I’m excited to have a solo show, Painting Water, opening this Friday, January 6th from 5-7pm at the Casa Grande Art Museum in Casa Grande, AZ. It’ll be up through January 28th and the space is open Wednesday-Saturday from 1-4pm.

I often have students ask me how to get into shows. My first impulse is to say: paint for 30 years, build up your resume, submit your work to hundreds of calls to artists for various shows, expect a steady stream of rejections, and lo and behold, the occasional acceptance. That’s pretty harsh and discouraging. But also true.

So my advice is to start by applying to local shows. But only after you have a body of work you’re happy with. And only after you’ve had the artwork professionally photographed. There are lots of good books on getting into shows as well as some good online resources. And good resources to find out about shows in the first place—state arts commissions are a good place to start for these lists.

What happens when you do get accepted into a show, especially a solo show, is less obvious. It’s a lot of hard work from start to finish. Here’s a little information on what goes into making a show happen.

A. After the application and the wait and then the acceptance, there’s a period of focused painting in order to create new work for the show. If you’re lucky you’ll actually have the time to do this. If you’re really smart you’ll ask for the floor plan of the space so you have an idea of how many paintings you’ll need before you totally panic. See D, below.

B. Each painting needs to be professionally photographed after it’s finished. I paint the title, my name and the date + copyright sign on the back of the painting and signature on the front before the painting is photographed.

C. Document the work—I have a system for documenting my work—so each new painting has a record. Besides the photograph, the size & medium are important to note. Where you’ve shown it and when. Who’s purchased it, when, and their physical and email address. When you’re just starting out it’s easy to overlook this step. But before you know it, you’ll have sold a painting and will have no record of the painting much less the collector. Or you’ll enter a show and not remember whether you’ve shown this particular painting in the same venue before. Etc.

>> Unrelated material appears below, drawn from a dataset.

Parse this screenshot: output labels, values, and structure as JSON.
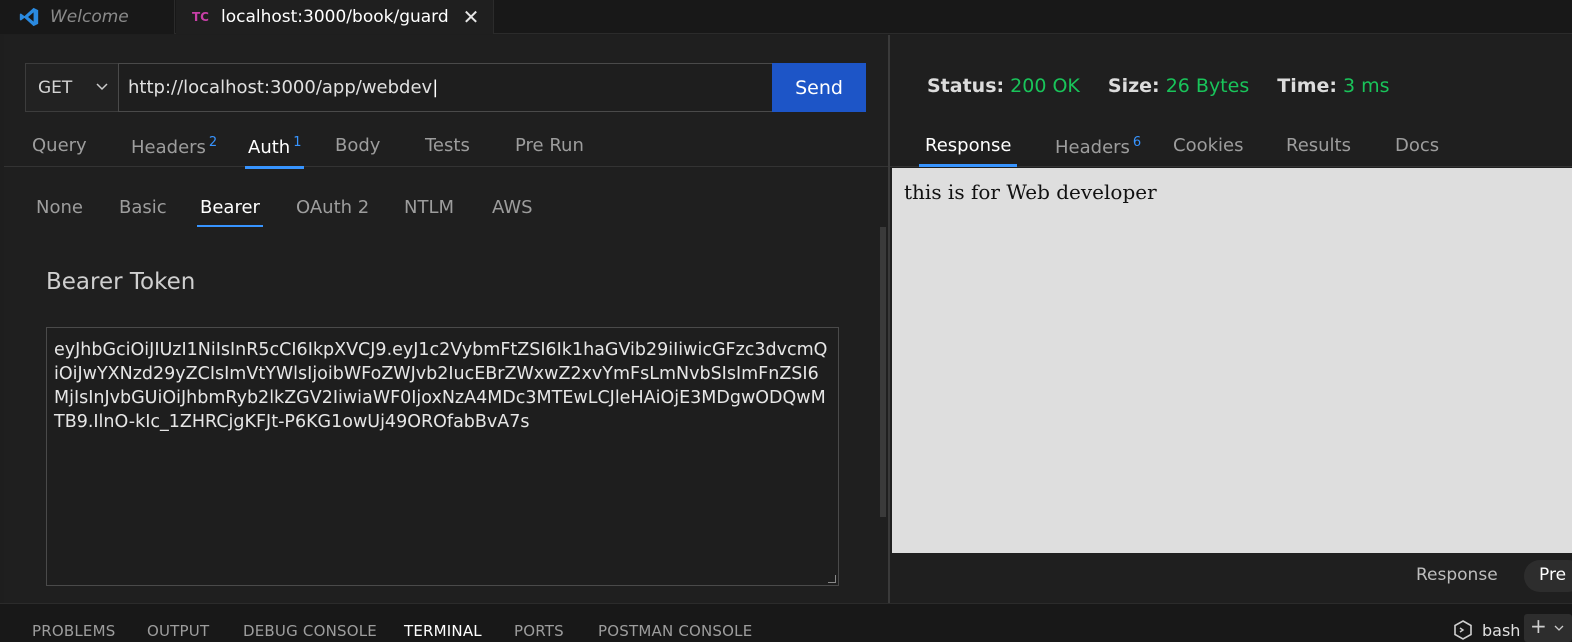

D. Now that you’ve got the work and you’ve got a show ask for a space plan—the theory is to figure out how many and which paintings to put in the show. I, however, tend to ignore the dimensions of the walls etc, bring everything I’ve got, shuffle it all around until I like the way it looks and then hang it up. Any extra paintings get taken back to my studio. Other (more sane) artists actually design their show before they pack the work up and arrive on the scene. When they arrive they place the work in the appointed spot and hang it up.

E. Some venues have employees or volunteers who do the actual installation. Other times, it’s up to you. Check beforehand to find out if you need a ladder, hammer, level, nails etc.

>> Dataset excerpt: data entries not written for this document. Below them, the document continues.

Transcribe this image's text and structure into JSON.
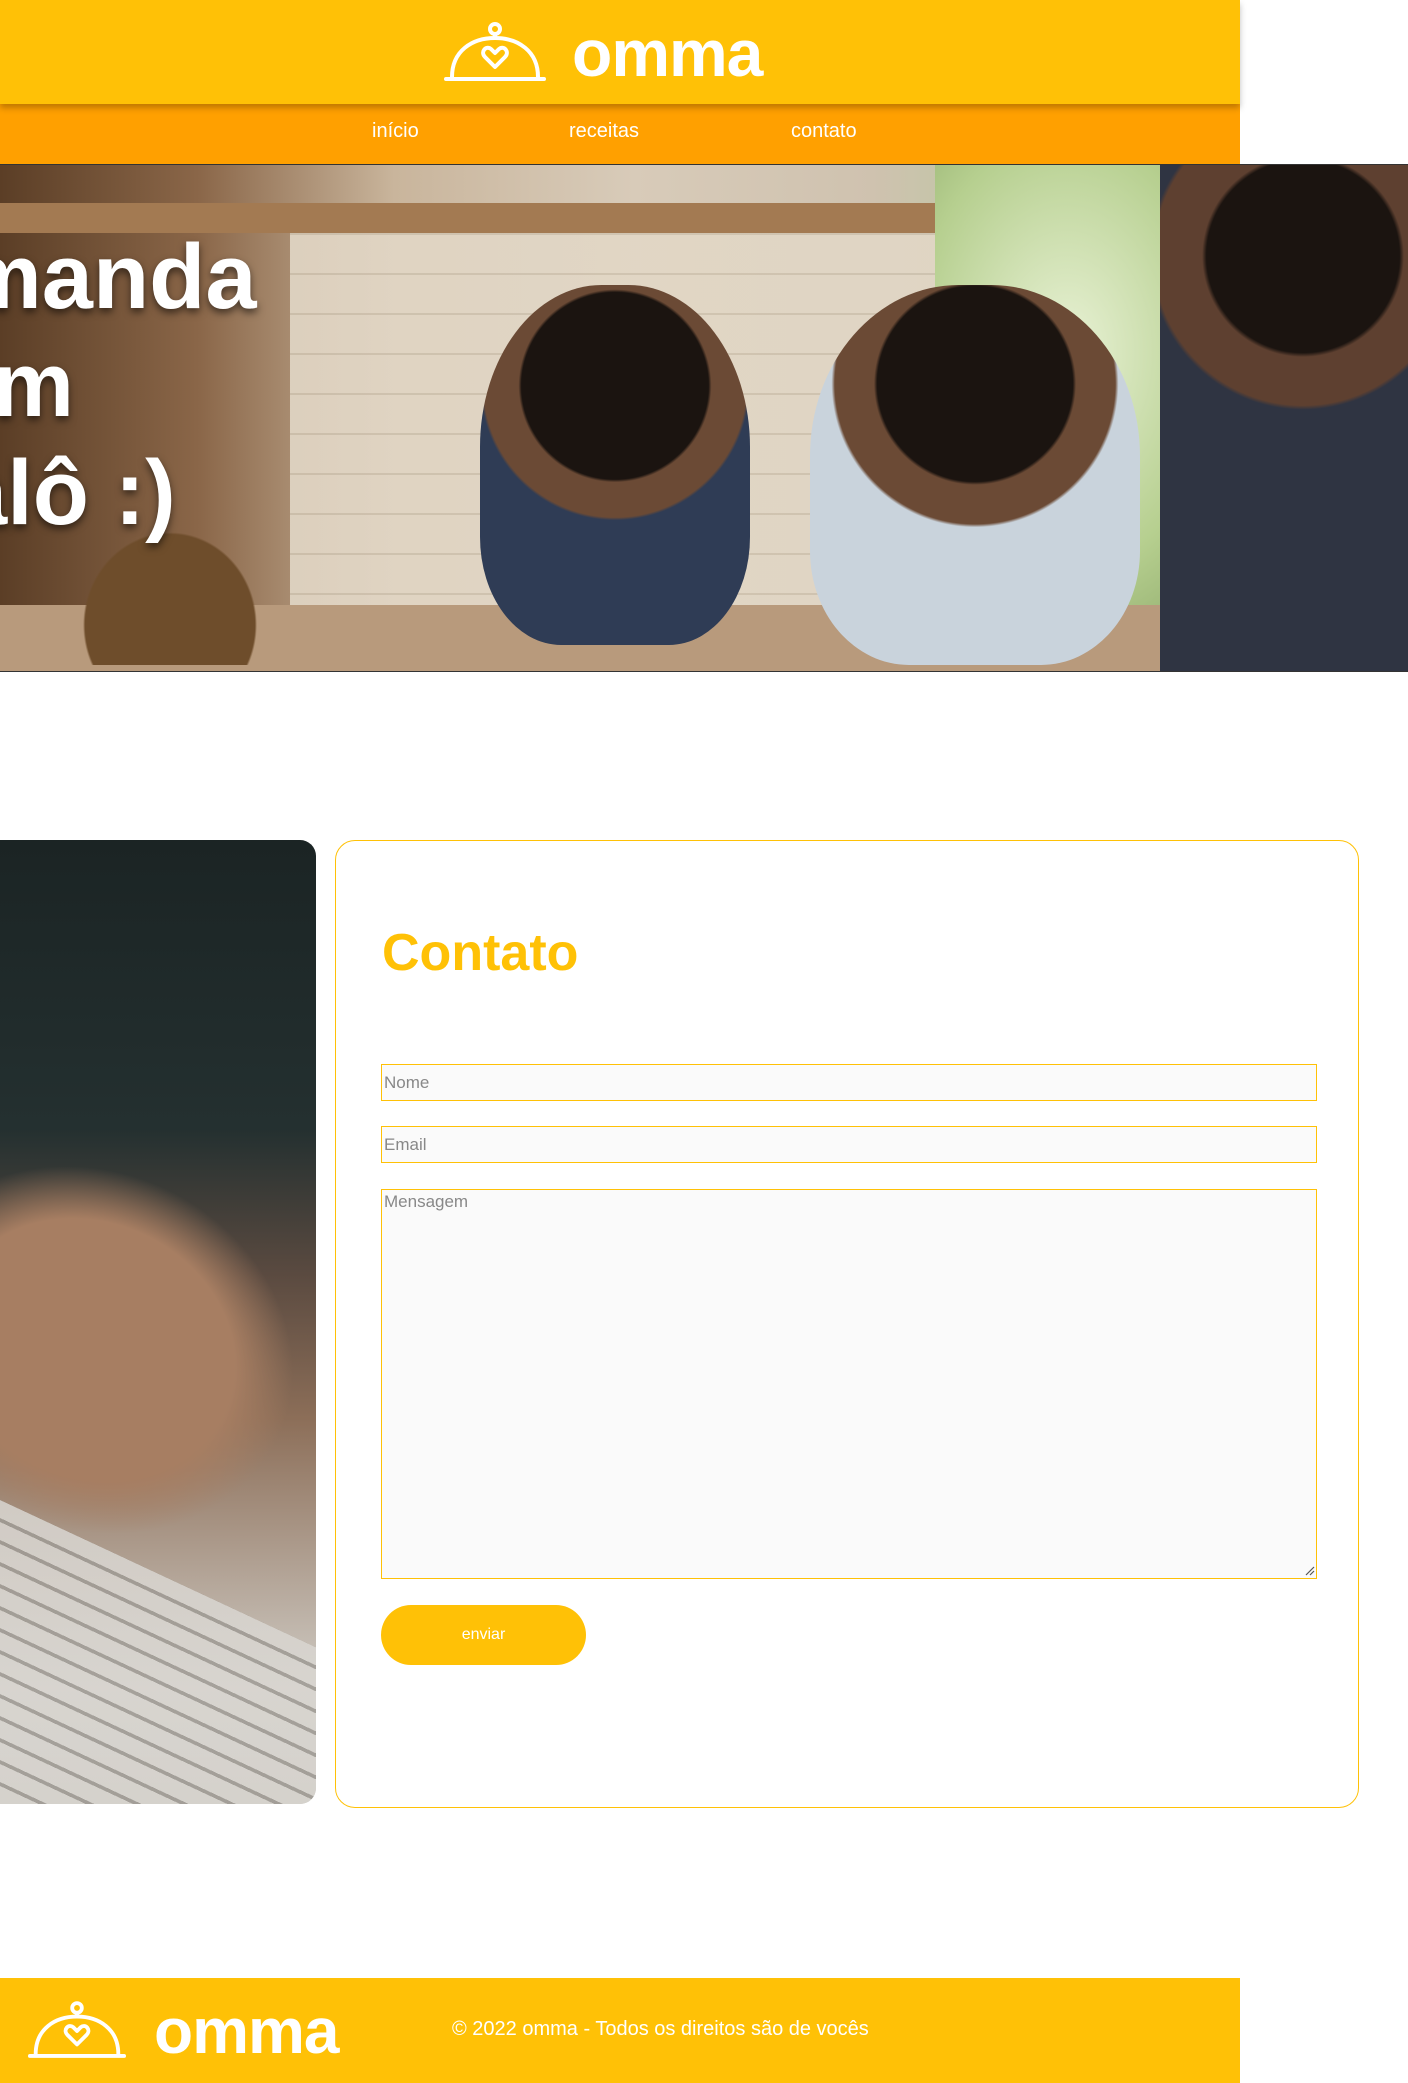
{
  "brand": {
    "name": "omma",
    "logo_icon": "cloche-heart-icon"
  },
  "nav": {
    "items": [
      {
        "label": "início"
      },
      {
        "label": "receitas"
      },
      {
        "label": "contato"
      }
    ]
  },
  "hero": {
    "lines": [
      "manda",
      "um",
      "alô :)"
    ]
  },
  "contact": {
    "title": "Contato",
    "name_placeholder": "Nome",
    "email_placeholder": "Email",
    "message_placeholder": "Mensagem",
    "submit_label": "enviar"
  },
  "footer": {
    "copyright": "© 2022 omma - Todos os direitos são de vocês"
  },
  "colors": {
    "primary": "#FFC106",
    "nav": "#FFA000",
    "text_on_primary": "#FFFFFF"
  }
}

F. Labels. Some places make the labels for you but often this is something you do yourself. Labels usually include your name, title, size, medium & date but this can vary. Check on signs with the show title and your name—do they supply these or do you?

G. You’ll need an artist statement specific to this exhibit—write it, print it out and frame it—to be on display somewhere in the space.

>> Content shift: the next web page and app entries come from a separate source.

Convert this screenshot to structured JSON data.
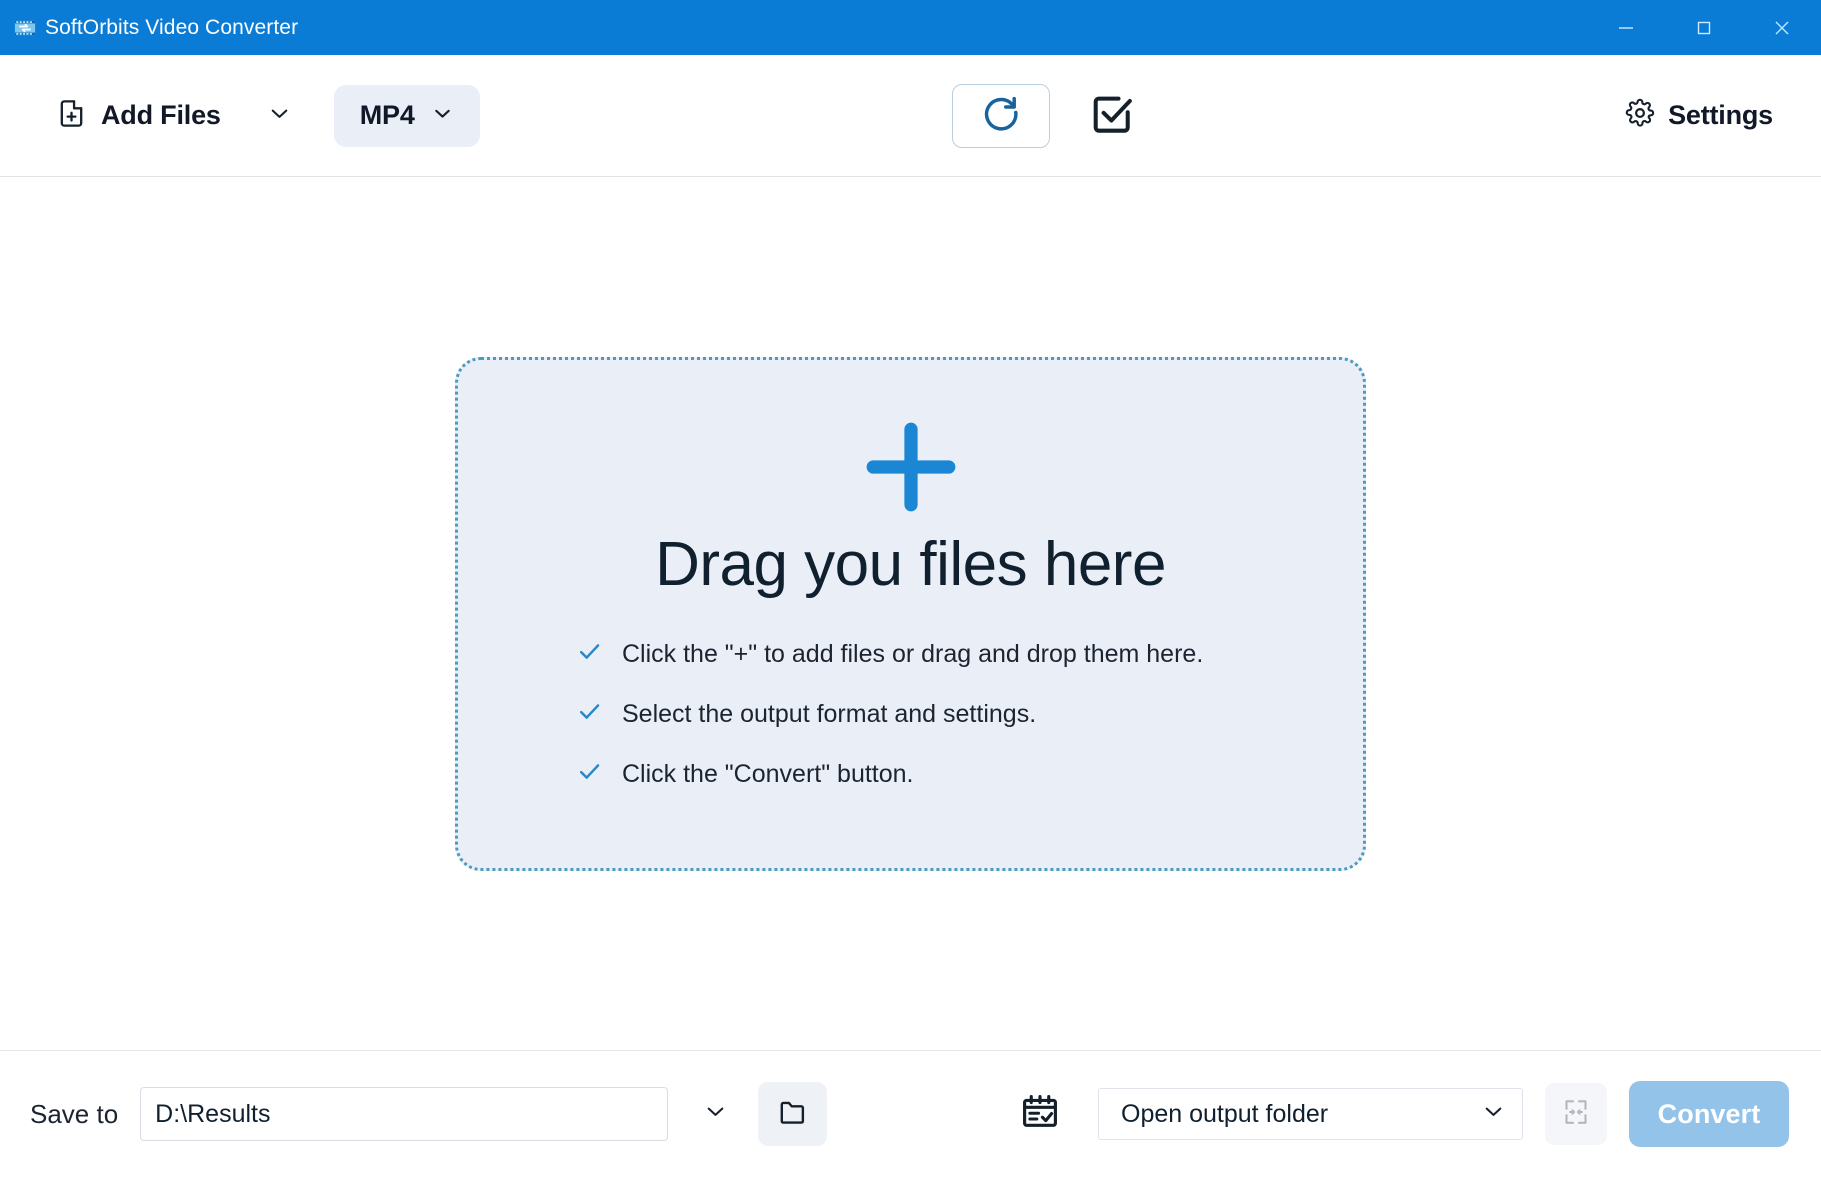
{
  "window": {
    "title": "SoftOrbits Video Converter",
    "icon": "video-converter-icon",
    "titlebar_color": "#0a7cd6",
    "controls": {
      "minimize": "minimize-icon",
      "maximize": "maximize-icon",
      "close": "close-icon"
    }
  },
  "toolbar": {
    "add_files_label": "Add Files",
    "add_files_icon": "file-plus-icon",
    "add_files_chevron": "chevron-down-icon",
    "format_label": "MP4",
    "format_chevron": "chevron-down-icon",
    "rotate_icon": "rotate-clockwise-icon",
    "select_all_icon": "checkbox-checked-icon",
    "settings_label": "Settings",
    "settings_icon": "gear-icon"
  },
  "dropzone": {
    "plus_icon": "plus-icon",
    "title": "Drag you files here",
    "hints": [
      {
        "icon": "check-icon",
        "text": "Click the \"+\" to add files or drag and drop them here."
      },
      {
        "icon": "check-icon",
        "text": "Select the output format and settings."
      },
      {
        "icon": "check-icon",
        "text": "Click the \"Convert\" button."
      }
    ]
  },
  "bottombar": {
    "save_to_label": "Save to",
    "path_value": "D:\\Results",
    "path_placeholder": "D:\\Results",
    "path_chevron": "chevron-down-icon",
    "browse_icon": "folder-icon",
    "schedule_icon": "calendar-check-icon",
    "after_action_value": "Open output folder",
    "after_action_chevron": "chevron-down-icon",
    "merge_icon": "merge-files-icon",
    "convert_label": "Convert"
  },
  "colors": {
    "accent_blue": "#0a7cd6",
    "plus_blue": "#1b86d3",
    "dropzone_bg": "#eaeff7",
    "dropzone_border": "#4a9bbd",
    "convert_disabled": "#94c3ea",
    "check_blue": "#2a87c5"
  }
}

H. Going back to d. Around about this time you’ll need to prepare and disseminate publicity materials. Some places will do all or some of this for you, others will leave it all up to you. You might want a physical postcard announcement. Then there’s Facebook, Twitter, Instagram, Linked in, etc. etc. Local media—newspapers, radio.

I. Do you need to rent a trailer or van to transport your work? Or is it going to be shipped somewhere? In either case, plan ahead.

J. Wrap your work securely. I use heavy duty plastic for my acrylic paintings, taped securely. I put sheets of cardboard between the paintings. And paintings need to be packed face to face, back to back, alternating. Have a safe drive!

K. The show’s installed, the publicity is out. Now what? Food is what. Some venues provide food and drinks, others expect you to do this. Find out early enough so you can make the arrangements yourself if need be—ask friends to bring something, make the food yourself or have it catered. In general, snacking items are expected at openings.

L. Last but not least, show up early to the opening, dressed nicely. Make sure all the artwork is level and double check labels. It wouldn’t be pretty is you had a label with a $3000 painting accidentally marked as $300 with a buyer expecting to get the $300 price!

M Enjoy. Hope for a good crowd and lots of sales. But don’t be too shocked if neither of these happen. Sometimes all the good artwork, PR & food just won’t compete with the Superbowl or some other event…

N. In either case, it’s time to jump right back to the beginning and start all over again. And again. And again. Actually, you should be constantly looking for opportunities. Best time to do this is all the time. Otherwise, you’ll finish with this show and have nothing planned in the future. And that’s a recipe for post-show letdown and depression. Believe me, I know